My favorite episode is a new feature for this blog in which I look at my favorite episode of a TV show I like. Some of the shows will be classics – Buffy the Vampire Slayer, The Mary Tyler Moore Show, I Love Lucy, etc., and others may be shows that I personally loved, even if they haven’t endured or stood the test of time, like Ugly Betty, for example. I won’t go into the history of the show too much, but will give some context if needed – and I’ll also go into the show’s historical significance and if the episode is a much-beloved classic, I’ll also discuss that.
The best thing about 30 Rock was the show’s ability to skewer pop culture tropes. So it was only a matter of time before reality television, particularly Bravo reality television, would be lampooned. In the fifth season, Tracy Jordan went MIA to Africa, creating a vacuum on TGS. In his absence, his opportunistic wife, Angie (Sherri Shepherd), found her inner Nene Leakes and created a reality show around her outsized personality, Queen of Jordan. What could’ve been a tiny, funny subplot became a hilarious episode of 30 Rock.
What’s so genius about “Queen of Jordan” is the delicate balance it strikes when it makes fun of housewife reality television.
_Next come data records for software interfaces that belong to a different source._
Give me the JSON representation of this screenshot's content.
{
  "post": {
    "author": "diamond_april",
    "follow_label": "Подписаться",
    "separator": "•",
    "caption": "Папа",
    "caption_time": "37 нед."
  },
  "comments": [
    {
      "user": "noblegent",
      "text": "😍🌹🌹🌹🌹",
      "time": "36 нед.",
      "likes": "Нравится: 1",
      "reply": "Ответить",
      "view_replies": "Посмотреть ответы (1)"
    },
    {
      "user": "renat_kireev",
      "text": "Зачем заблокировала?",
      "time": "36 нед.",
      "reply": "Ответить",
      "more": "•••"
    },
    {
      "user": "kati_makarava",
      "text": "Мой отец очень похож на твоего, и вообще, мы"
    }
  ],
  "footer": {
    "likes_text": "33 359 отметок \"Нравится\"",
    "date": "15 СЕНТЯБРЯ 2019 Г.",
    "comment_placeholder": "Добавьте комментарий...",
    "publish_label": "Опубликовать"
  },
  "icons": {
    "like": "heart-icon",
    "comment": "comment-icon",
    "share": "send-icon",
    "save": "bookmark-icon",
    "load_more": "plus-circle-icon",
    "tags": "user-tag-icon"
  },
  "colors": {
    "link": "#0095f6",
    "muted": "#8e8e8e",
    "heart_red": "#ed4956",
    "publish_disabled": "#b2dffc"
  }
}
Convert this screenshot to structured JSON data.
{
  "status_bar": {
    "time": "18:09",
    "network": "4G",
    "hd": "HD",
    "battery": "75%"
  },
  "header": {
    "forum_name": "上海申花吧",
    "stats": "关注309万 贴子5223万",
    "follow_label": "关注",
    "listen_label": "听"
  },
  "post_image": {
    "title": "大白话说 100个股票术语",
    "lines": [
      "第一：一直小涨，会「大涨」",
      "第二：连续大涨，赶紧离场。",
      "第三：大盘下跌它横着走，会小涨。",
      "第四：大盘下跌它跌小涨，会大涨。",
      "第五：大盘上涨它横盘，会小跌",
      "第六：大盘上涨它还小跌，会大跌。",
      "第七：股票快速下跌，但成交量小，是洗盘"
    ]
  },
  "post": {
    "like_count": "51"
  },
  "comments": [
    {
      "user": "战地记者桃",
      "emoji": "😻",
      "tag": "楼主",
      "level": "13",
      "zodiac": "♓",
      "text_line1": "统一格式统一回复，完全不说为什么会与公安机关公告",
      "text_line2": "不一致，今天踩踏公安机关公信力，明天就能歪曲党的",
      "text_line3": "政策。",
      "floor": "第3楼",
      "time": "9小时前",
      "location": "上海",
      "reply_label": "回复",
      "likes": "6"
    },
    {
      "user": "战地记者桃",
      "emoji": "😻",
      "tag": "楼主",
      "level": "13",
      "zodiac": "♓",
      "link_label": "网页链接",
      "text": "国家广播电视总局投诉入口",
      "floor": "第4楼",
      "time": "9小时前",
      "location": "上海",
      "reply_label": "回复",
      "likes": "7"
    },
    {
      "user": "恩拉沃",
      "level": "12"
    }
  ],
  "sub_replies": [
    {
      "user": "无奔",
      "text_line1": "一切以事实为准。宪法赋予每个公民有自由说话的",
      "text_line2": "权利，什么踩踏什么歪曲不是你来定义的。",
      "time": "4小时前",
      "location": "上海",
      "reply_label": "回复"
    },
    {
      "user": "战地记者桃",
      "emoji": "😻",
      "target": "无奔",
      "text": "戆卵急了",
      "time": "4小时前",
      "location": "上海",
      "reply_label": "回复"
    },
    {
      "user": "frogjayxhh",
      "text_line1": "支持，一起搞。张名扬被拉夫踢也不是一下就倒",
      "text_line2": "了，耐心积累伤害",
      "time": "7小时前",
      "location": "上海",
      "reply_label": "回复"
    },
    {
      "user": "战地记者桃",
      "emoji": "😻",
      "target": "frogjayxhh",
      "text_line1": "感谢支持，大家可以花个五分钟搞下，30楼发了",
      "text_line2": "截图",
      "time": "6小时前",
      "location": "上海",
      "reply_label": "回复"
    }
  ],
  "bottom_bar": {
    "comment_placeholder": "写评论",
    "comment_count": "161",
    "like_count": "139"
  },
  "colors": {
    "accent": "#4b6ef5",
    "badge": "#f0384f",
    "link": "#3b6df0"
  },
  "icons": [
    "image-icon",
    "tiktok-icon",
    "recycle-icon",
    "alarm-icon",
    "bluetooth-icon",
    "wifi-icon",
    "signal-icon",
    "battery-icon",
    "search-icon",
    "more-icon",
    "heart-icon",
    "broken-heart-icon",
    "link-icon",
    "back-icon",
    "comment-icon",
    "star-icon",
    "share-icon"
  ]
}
Tracey Wigfield, the credited writer of episode, is able to capture the absurdity of Bravo TV-styled with an incredible skill, but manages not to alienate viewers who either hate reality or don’t watch it. Like The Real Housewives of Atlanta, the fictional Queen of Jordan has similar archetypical characters:
- A flamboyant, overzealous central character, with absurd delusions of grandeur, and a laughably hopeless desire for a music career: Angie
- A sassy girlfriend who “tells it like it is”: Portia (played by Moya Angela)
- An effeminate, swishy gay sidekick, D’Fwan (Tituss Burgess)
- A crazy, oversexed middle-aged white woman: Randi (Paula Leggett Chase)
Along with these nutty folks, the regulars from TGS are peripheral players on Queen of Jordan. Jack, trying to maintain his dignity, comes off as an uncharacteristic buffoon, a victim of the manipulative editing reality TV shows boast; Jenna, on the other hand, sees Queen of Jordan as a way of latching on to another career avenue to supplement her TV career and her nonexistent musical career. So intent on becoming a breakout star, she madly inserts herself in the stories, throwing wine in people’s faces, and orchestrating an intervention for herself.
Of course, Liz is suffering from all this nonsense. She doesn’t appreciate the reality show, and is terrified at the prospect of Tracy never returning. Tasked by Jack to get Tracy back, Liz tries to convince Angie to get her husband back; it’s not easy because Angie not only is weary of Tracy’s antics, but she’s also enjoying the attention. Angie also doesn’t appreciate Liz’s meddling (even yanking off Liz’s weave, a key feature of housewife reality television), and moves forward with her ridiculous drama which culminates with a record release party at the studio.
“Queen of Jordan” isn’t the show’s best episode, but it’s my favorite because it’s really goofy and it’s a welcome break from the live-action cartoon aesthetic the show has. And even though 30 Rock star/writer/creator Tina Fey didn’t write the show, her brainy, sarcastic brand of humor is all over this episode, puncturing the absurdity of the faux reality television show. And the show’s strongest characters: Jenna, Jack, and Liz all appear at their funniest; it’s only a shame that Tracy Morgan is missing, as his lunacy would be wonderful in the fake reality show. Also a shock, Shepherd as the monstrously self-involved, is brilliant. I’m not a fan of Shepherd – especially her head-scratchingly awful performance as co-host of The View, but in this episode, she’s a glorious mess, wonderfully hostile, without an iota of subtlety.
As Jenna, Jan Krakowski also gets to mug furiously, and threatens to walk away with the show. She plays Jenna’s desperation and delusion brilliantly. Like Shepherd’s Angie, Jenna is utterly unlikable, and doesn’t do anything to be appealing. Fey and Alec Baldwin are relatively subdued – Baldwin is especially fun playing Jack as a goof, which hardly ever happens (Jack is always the epitome of self-possessed cool, but on Queen of Jordan, the guy can’t do anything right – he trips and falls, accidentally passes gas, and obliviously comes of as gay by cluelessly spouting off double entendres.
The only subplot that doesn’t work is Frank’s doomed love affair with his junior high school teacher, Lynn Onkman, played by Oscar-winning superstar Susan Sarandon. She does mousy well, but the story line veers perilously close to joking about rape – and it’s unclear whether we’re supposed to be in contempt of the other male writers and their admiration for Frank’s dalliance with Lynn, or are we to take their reactions at face value.
After “Queen of Jordan” Liz and company deal with the fallout of Tracy’s disappearance, possibly facing cancellation. The episode works as a stand alone, and though it has some faint ties to the story arcs, it works as an appealing filler ep.